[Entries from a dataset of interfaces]
-=-=-=-=-
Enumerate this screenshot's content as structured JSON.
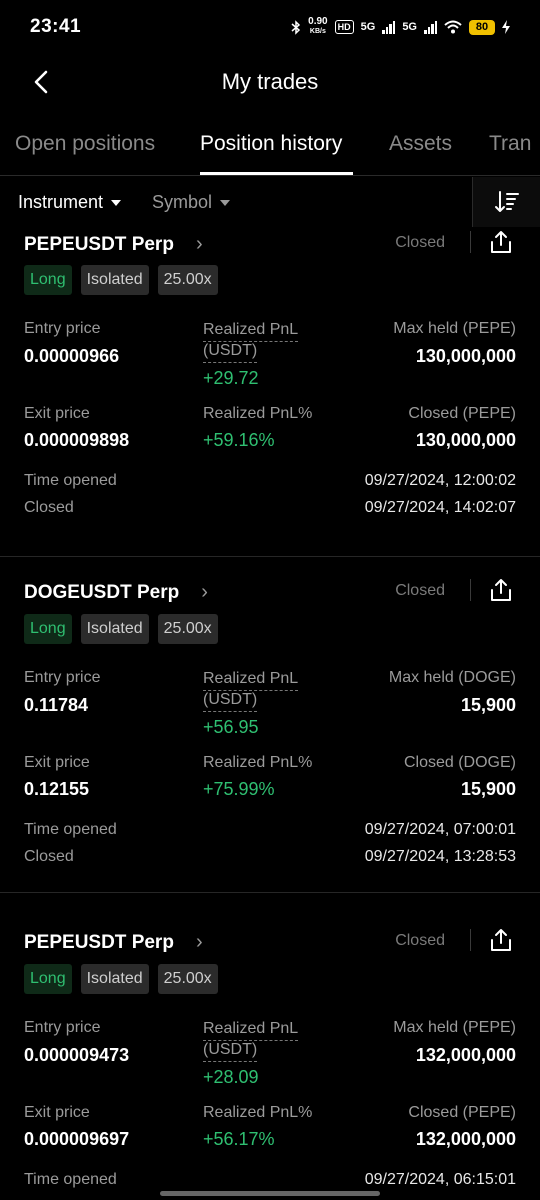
{
  "status_bar": {
    "time": "23:41",
    "net_speed": "0.90",
    "net_unit": "KB/s",
    "hd": "HD",
    "sig1": "5G",
    "sig2": "5G",
    "battery": "80"
  },
  "header": {
    "title": "My trades"
  },
  "tabs": [
    {
      "label": "Open positions",
      "active": false
    },
    {
      "label": "Position history",
      "active": true
    },
    {
      "label": "Assets",
      "active": false
    },
    {
      "label": "Tran",
      "active": false
    }
  ],
  "filters": {
    "instrument": "Instrument",
    "symbol": "Symbol"
  },
  "labels": {
    "entry_price": "Entry price",
    "exit_price": "Exit price",
    "realized_pnl": "Realized PnL",
    "realized_pnl_unit": "(USDT)",
    "realized_pnl_pct": "Realized PnL%",
    "time_opened": "Time opened",
    "closed": "Closed"
  },
  "positions": [
    {
      "symbol": "PEPEUSDT Perp",
      "status": "Closed",
      "side": "Long",
      "margin": "Isolated",
      "leverage": "25.00x",
      "entry_price": "0.00000966",
      "exit_price": "0.000009898",
      "realized_pnl": "+29.72",
      "realized_pnl_pct": "+59.16%",
      "max_held_label": "Max held (PEPE)",
      "max_held": "130,000,000",
      "closed_label": "Closed (PEPE)",
      "closed_amount": "130,000,000",
      "time_opened": "09/27/2024, 12:00:02",
      "time_closed": "09/27/2024, 14:02:07"
    },
    {
      "symbol": "DOGEUSDT Perp",
      "status": "Closed",
      "side": "Long",
      "margin": "Isolated",
      "leverage": "25.00x",
      "entry_price": "0.11784",
      "exit_price": "0.12155",
      "realized_pnl": "+56.95",
      "realized_pnl_pct": "+75.99%",
      "max_held_label": "Max held (DOGE)",
      "max_held": "15,900",
      "closed_label": "Closed (DOGE)",
      "closed_amount": "15,900",
      "time_opened": "09/27/2024, 07:00:01",
      "time_closed": "09/27/2024, 13:28:53"
    },
    {
      "symbol": "PEPEUSDT Perp",
      "status": "Closed",
      "side": "Long",
      "margin": "Isolated",
      "leverage": "25.00x",
      "entry_price": "0.000009473",
      "exit_price": "0.000009697",
      "realized_pnl": "+28.09",
      "realized_pnl_pct": "+56.17%",
      "max_held_label": "Max held (PEPE)",
      "max_held": "132,000,000",
      "closed_label": "Closed (PEPE)",
      "closed_amount": "132,000,000",
      "time_opened": "09/27/2024, 06:15:01"
    }
  ]
}
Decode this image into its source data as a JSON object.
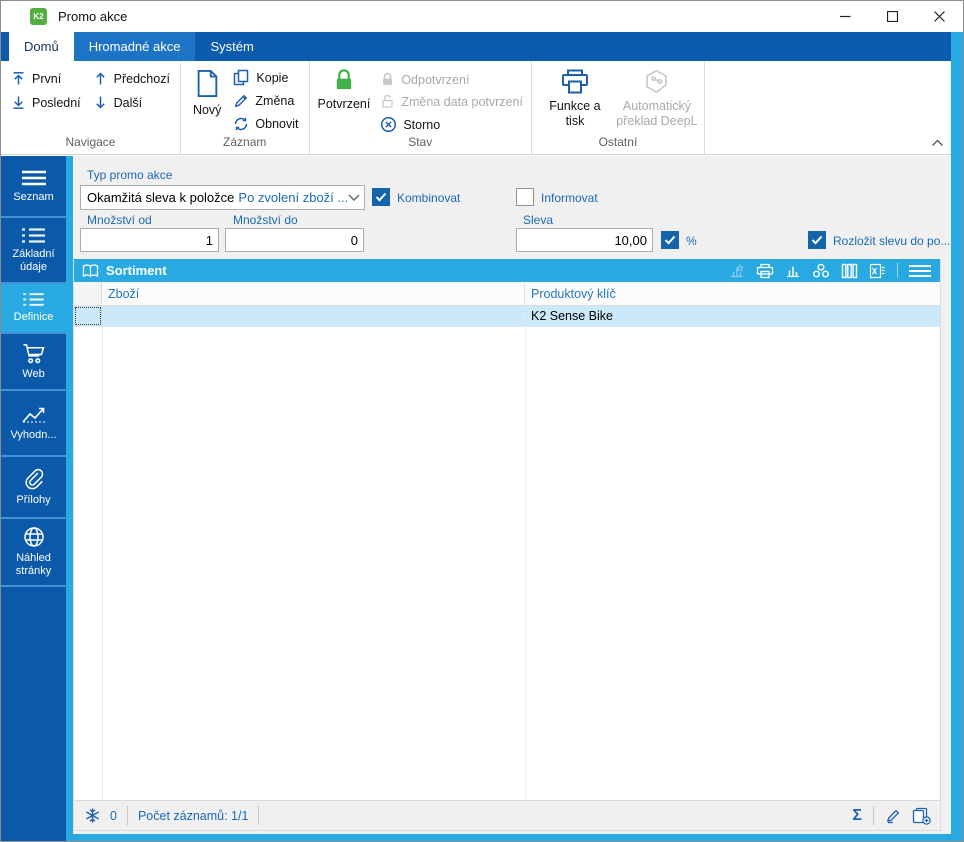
{
  "window": {
    "title": "Promo akce",
    "logo_text": "K2"
  },
  "ribbon": {
    "tabs": [
      {
        "label": "Domů",
        "active": true
      },
      {
        "label": "Hromadné akce",
        "highlighted": true
      },
      {
        "label": "Systém",
        "active": false
      }
    ],
    "groups": [
      {
        "label": "Navigace",
        "buttons": [
          {
            "label": "První",
            "icon": "arrow-up-to-line"
          },
          {
            "label": "Poslední",
            "icon": "arrow-down-to-line"
          },
          {
            "label": "Předchozí",
            "icon": "arrow-up"
          },
          {
            "label": "Další",
            "icon": "arrow-down"
          }
        ]
      },
      {
        "label": "Záznam",
        "buttons": [
          {
            "label": "Nový",
            "icon": "new-document"
          },
          {
            "label": "Kopie",
            "icon": "copy"
          },
          {
            "label": "Změna",
            "icon": "pencil"
          },
          {
            "label": "Obnovit",
            "icon": "refresh"
          }
        ]
      },
      {
        "label": "Stav",
        "buttons": [
          {
            "label": "Potvrzení",
            "icon": "lock-green"
          },
          {
            "label": "Odpotvrzení",
            "icon": "lock-gray",
            "disabled": true
          },
          {
            "label": "Změna data potvrzení",
            "icon": "lock-open-gray",
            "disabled": true
          },
          {
            "label": "Storno",
            "icon": "cancel-circle"
          }
        ]
      },
      {
        "label": "Ostatní",
        "buttons": [
          {
            "label": "Funkce a tisk",
            "icon": "printer"
          },
          {
            "label": "Automatický překlad DeepL",
            "icon": "deepl",
            "disabled": true
          }
        ]
      }
    ]
  },
  "sidebar": {
    "items": [
      {
        "label": "Seznam",
        "icon": "menu-lines"
      },
      {
        "label": "Základní údaje",
        "icon": "detail-list"
      },
      {
        "label": "Definice",
        "icon": "detail-list",
        "selected": true
      },
      {
        "label": "Web",
        "icon": "shopping-cart"
      },
      {
        "label": "Vyhodn...",
        "icon": "line-chart"
      },
      {
        "label": "Přílohy",
        "icon": "paperclip"
      },
      {
        "label": "Náhled stránky",
        "icon": "globe"
      }
    ]
  },
  "form": {
    "type": {
      "label": "Typ promo akce",
      "value": "Okamžitá sleva k položce",
      "value_secondary": "Po zvolení zboží ..."
    },
    "kombinovat": {
      "label": "Kombinovat",
      "checked": true
    },
    "informovat": {
      "label": "Informovat",
      "checked": false
    },
    "mnozstvi_od": {
      "label": "Množství od",
      "value": "1"
    },
    "mnozstvi_do": {
      "label": "Množství do",
      "value": "0"
    },
    "sleva": {
      "label": "Sleva",
      "value": "10,00"
    },
    "percent": {
      "label": "%",
      "checked": true
    },
    "rozlozit": {
      "label": "Rozložit slevu do po...",
      "checked": true
    }
  },
  "sortiment": {
    "title": "Sortiment",
    "toolbar_icons": [
      "chart-favorite",
      "printer",
      "bar-chart",
      "cluster",
      "columns",
      "excel-export",
      "menu"
    ],
    "columns": [
      {
        "label": "Zboží"
      },
      {
        "label": "Produktový klíč"
      }
    ],
    "rows": [
      {
        "zbozi": "",
        "produktovy_klic": "K2 Sense Bike",
        "selected": true
      }
    ],
    "status": {
      "flake_count": "0",
      "records_label": "Počet záznamů: 1/1"
    }
  },
  "colors": {
    "navy": "#0b5aa9",
    "cyan_accent": "#29a9e1",
    "blue_text": "#1c69b4",
    "selected_row": "#cbe9f9",
    "confirm_green": "#43b14b"
  }
}
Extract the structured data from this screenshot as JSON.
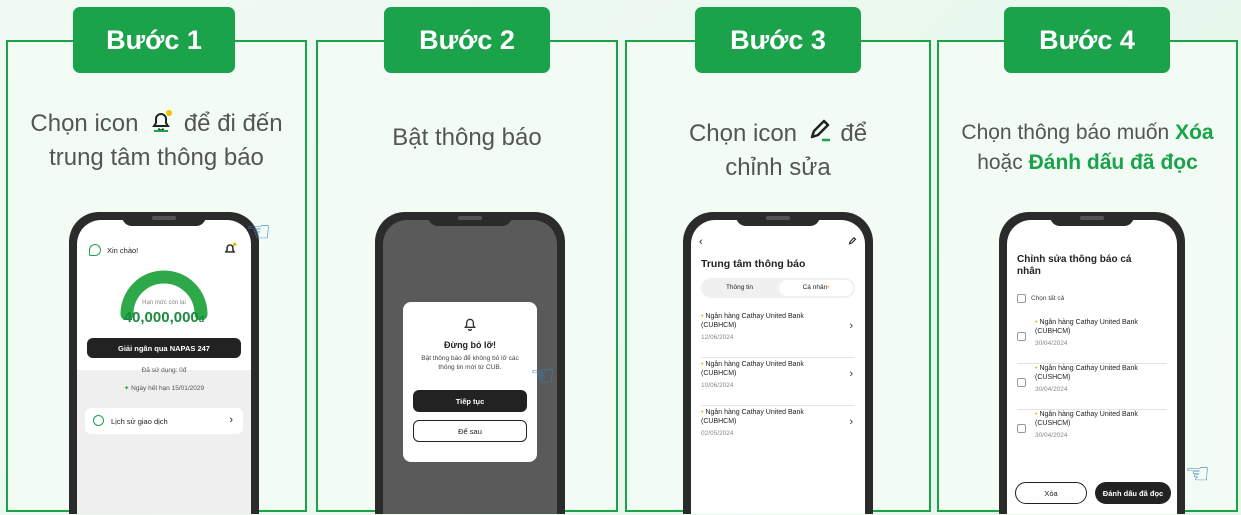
{
  "steps": [
    {
      "badge": "Bước 1",
      "desc_pre": "Chọn icon",
      "desc_mid": "để đi đến",
      "desc_line2": "trung tâm thông báo",
      "icon": "bell-icon",
      "screen": {
        "greeting": "Xin chào!",
        "limit_label": "Hạn mức còn lại",
        "limit_value": "40,000,000",
        "currency": "đ",
        "napas_button": "Giải ngân qua NAPAS 247",
        "used_label": "Đã sử dụng: 0đ",
        "expiry": "Ngày hết hạn 15/01/2029",
        "history": "Lịch sử giao dịch"
      }
    },
    {
      "badge": "Bước 2",
      "desc": "Bật thông báo",
      "screen": {
        "title": "Đừng bỏ lỡ!",
        "message": "Bật thông báo để không bỏ lỡ các thông tin mới từ CUB.",
        "continue": "Tiếp tục",
        "later": "Để sau"
      }
    },
    {
      "badge": "Bước 3",
      "desc_pre": "Chọn icon",
      "desc_mid": "để",
      "desc_line2": "chỉnh sửa",
      "icon": "pencil-icon",
      "screen": {
        "title": "Trung tâm thông báo",
        "tab_info": "Thông tin",
        "tab_personal": "Cá nhân",
        "items": [
          {
            "title": "Ngân hàng Cathay United Bank (CUBHCM)",
            "date": "12/06/2024"
          },
          {
            "title": "Ngân hàng Cathay United Bank (CUBHCM)",
            "date": "10/06/2024"
          },
          {
            "title": "Ngân hàng Cathay United Bank (CUBHCM)",
            "date": "02/05/2024"
          }
        ]
      }
    },
    {
      "badge": "Bước 4",
      "desc_l1_pre": "Chọn thông báo muốn",
      "desc_l1_hl": "Xóa",
      "desc_l2_pre": "hoặc",
      "desc_l2_hl": "Đánh dấu đã đọc",
      "screen": {
        "title": "Chỉnh sửa thông báo cá nhân",
        "select_all": "Chọn tất cả",
        "items": [
          {
            "title": "Ngân hàng Cathay United Bank (CUBHCM)",
            "date": "30/04/2024"
          },
          {
            "title": "Ngân hàng Cathay United Bank (CUSHCM)",
            "date": "30/04/2024"
          },
          {
            "title": "Ngân hàng Cathay United Bank (CUSHCM)",
            "date": "30/04/2024"
          }
        ],
        "delete": "Xóa",
        "mark_read": "Đánh dấu đã đọc"
      }
    }
  ],
  "colors": {
    "brand": "#1aa34a",
    "gauge": "#2fa84a",
    "bell": "#e8c400"
  }
}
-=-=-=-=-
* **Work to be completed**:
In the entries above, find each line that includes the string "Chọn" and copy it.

* **Response**:
      "desc_pre": "Chọn icon",
      "desc_pre": "Chọn icon",
      "desc_l1_pre": "Chọn thông báo muốn",
        "select_all": "Chọn tất cả",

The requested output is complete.